We are in an interesting age of resurgence of mass produced LGBTQIAP+ media. As you all know, progress isn’t linear and its a bit too early to boast that “Things have permanently changed”, but currently we’re doing a lot better than we were just ten years ago. It’s recent enough for me and many other LGBTQIAP+ YA authors to vividly remember the time before these changes. It has also existed briefly enough that we can dubiously envision a time in our future without it. The maintenance of a place where marginalized communities can create and share artwork is vital, and has always been a part of LGBTQIAP+ culture. Fan fiction, small indie publishers and self publishing communities have been supporting marginalized writing for almost a century and show very little sign of being eroded by the shifting tides of public moral opinion or whims of mass production. Fan fiction in particular, is the cheapest and lowest risk form of community building within this art form. It is not a mistake or coincidence that nearly all of the mainstream published authors who admit to their past participation in fan fiction culture are women, people of color and LGBTQIAP+ people. Groups that have been historically underserved by mainstream media. Fan fiction isn’t a stepping stone to “real writing” or a place where people write weird NSFW. It’s a hurricane shelter: A place we can play in on an average day, and the most important place for our survival when the weather begins to look dangerous.
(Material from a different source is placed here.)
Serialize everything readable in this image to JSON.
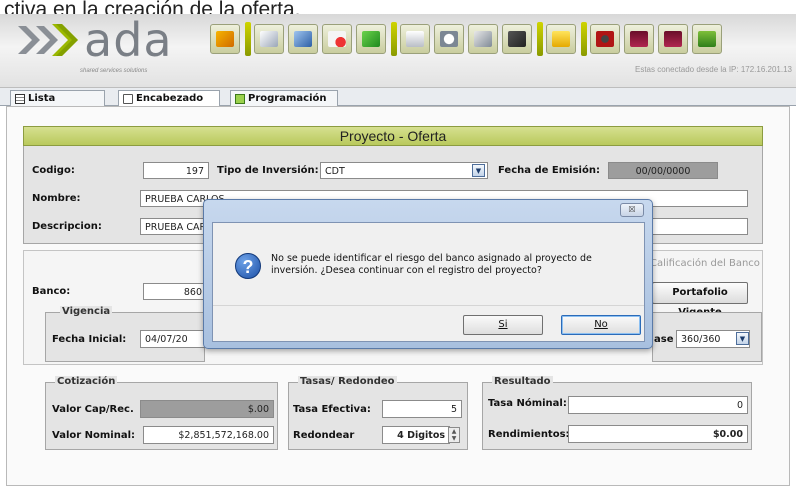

Are there any other projects or story ideas you are currently nursing and would be at liberty to say?

Yes! I’m working on an UNTITLED  Train Heist Novel. A cool UNTITLED cult novel for Scholastic and an adult novel about immortality called  WE STOOD ALONE, that hasn’t been purchased yet but my fingers are crossed!

Finally, what are some LGBTQ+ books or authors you would recommend to the readers of Geeks OUT?

Please please please buy Cemetery Boys by Aiden Thomas and Felix Ever After by Kacen Callender. They are both stunning and written with so much love.